Collecting customer information

Collecting customer information

Collecting Information about customer needs.

So we recognise that customers and consumers have needs and wants. We are now going to look at how we gather information about customer needs and want, since by satisfying these needs and wants is how we make profit. There are internal and external sources of information, and we tend to categorise basic information or data as either primary or secondary. Let’s have a look at these terms more closely in the following paragraphs.

Secondary data could be out of date. An example might be that we are comparing the data on pensions in Central America. Each piece of research will be collected at a different time and have different ways of collecting the data, and you also should appreciate that the pension systems will be different in each country. Clikc here for more on marketing research.

So what’s the difference between information and data? Data can be any fact or statistic, which then becomes information once we add some intelligence to it. For example if we have an average of 7 whilst this is a piece of data, once it becomes 7°C or kilometres per hour, it now has contextual meaning and becomes a piece of information. Often the words are interchangeable.

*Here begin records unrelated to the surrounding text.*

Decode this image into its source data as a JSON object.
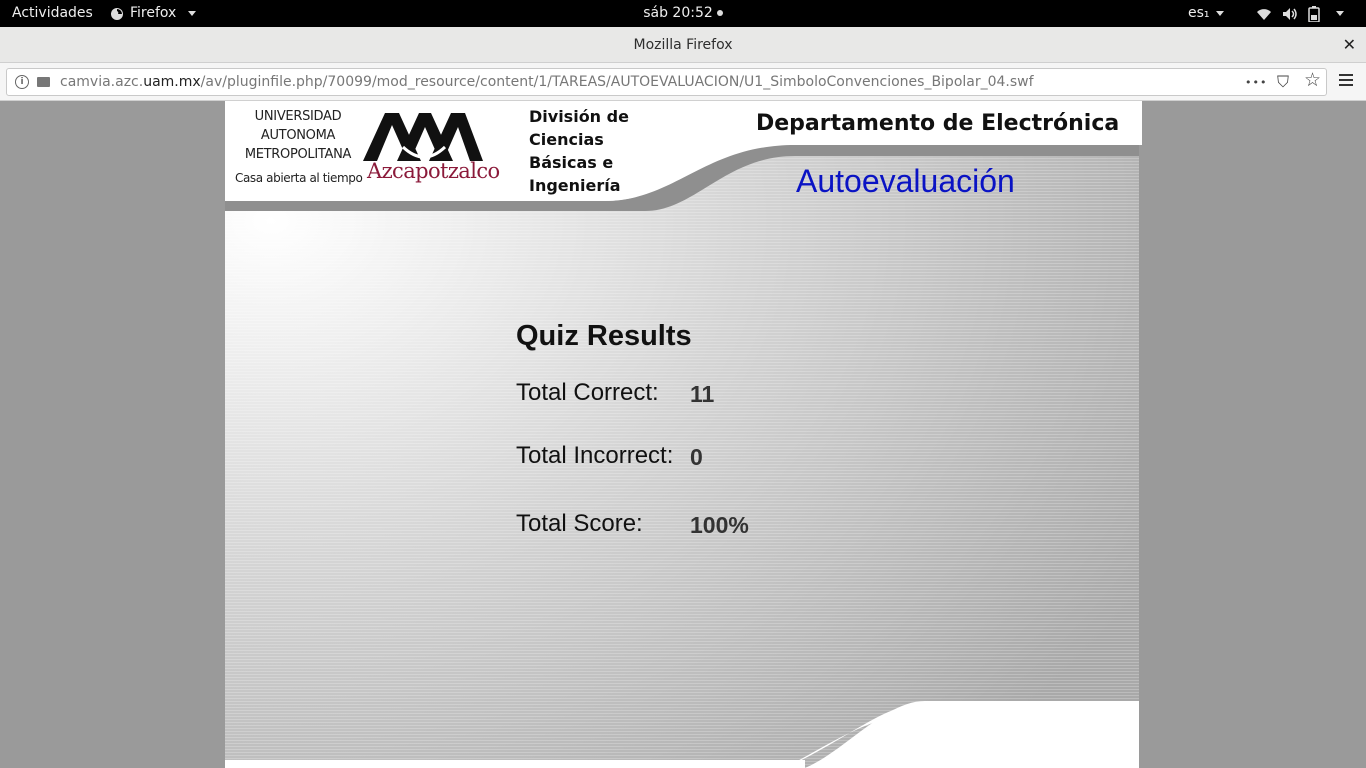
{
  "topbar": {
    "activities": "Actividades",
    "app_name": "Firefox",
    "clock": "sáb 20:52",
    "language": "es₁",
    "icons": [
      "wifi-icon",
      "volume-icon",
      "battery-icon",
      "power-menu-icon"
    ]
  },
  "window": {
    "title": "Mozilla Firefox",
    "close_glyph": "✕"
  },
  "navbar": {
    "url_prefix": "camvia.azc.",
    "url_domain": "uam.mx",
    "url_path": "/av/pluginfile.php/70099/mod_resource/content/1/TAREAS/AUTOEVALUACION/U1_SimboloConvenciones_Bipolar_04.swf",
    "more_glyph": "•••",
    "pocket_glyph": "⛉",
    "bookmark_glyph": "☆"
  },
  "header": {
    "university_lines": [
      "UNIVERSIDAD",
      "AUTONOMA",
      "METROPOLITANA"
    ],
    "tagline": "Casa abierta al tiempo",
    "campus": "Azcapotzalco",
    "division_lines": [
      "División de",
      "Ciencias",
      "Básicas e",
      "Ingeniería"
    ],
    "department": "Departamento de Electrónica",
    "section": "Autoevaluación"
  },
  "quiz": {
    "title": "Quiz Results",
    "correct_label": "Total Correct:",
    "correct_value": "11",
    "incorrect_label": "Total Incorrect:",
    "incorrect_value": "0",
    "score_label": "Total Score:",
    "score_value": "100%"
  },
  "colors": {
    "section_blue": "#0a13c4",
    "campus_red": "#8b1a3a",
    "background_gray": "#9a9a9a"
  }
}
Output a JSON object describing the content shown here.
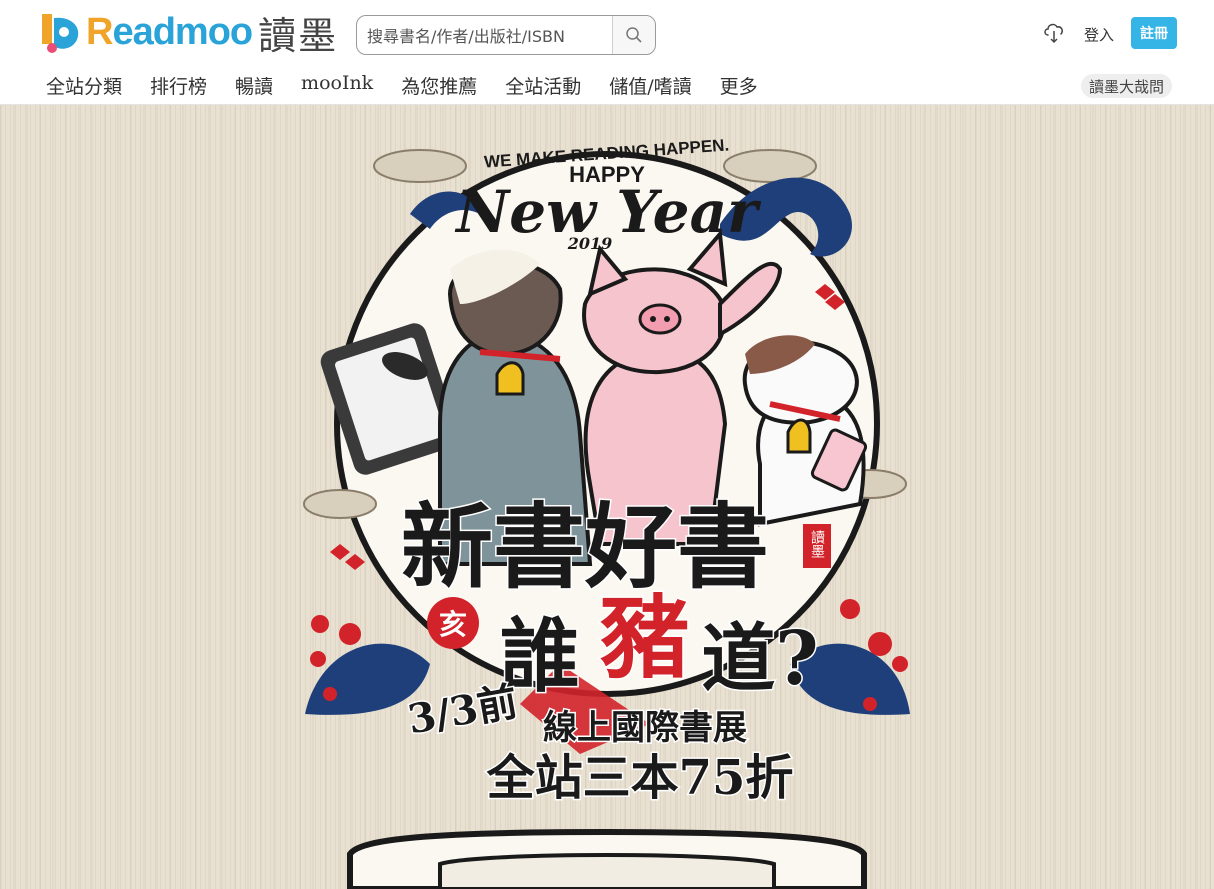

Internal and External Sources

Internal data is any data which relates to the inside of your business. There are going to be many examples of internal data which might include the number of employees which you have, diferent products which you have in stock or the state of the cash flow budget. Can you think of other examples of internal data? External data is any data from outside of your business. Here we are into the realms of marketing research, which is research for the purposes of marketing. An example might be competitor price research or looking at the nature of your competitors’ promotional activities. You could also look at specific market segments for demographics (which is the study populations) and you could include the income of your target group, or the average age of your defined consumer.

Primary and Secondary Data.

Your information or data is divided into primary and secondary. Primary data is data which is collected for the first time. Secondary data, or desk research, is data which already exists. Primary data is collected for your purposes only, and focuses on a particular problem which you have to solve. This might be why are low income households buying less baked beans? It is specific to your question or problem, although it does have some negative points. Primary data is notoriously expensive, and it takes time and commitment on the part of the business to see it through. Secondary data on the other hand is much cheaper and can be undertaken far more quickly. The downside of course is that the data may have been collected for the reasons other than for your specific problem, and it is often difficult to compare datasets that have been collected at different times and for different reasons.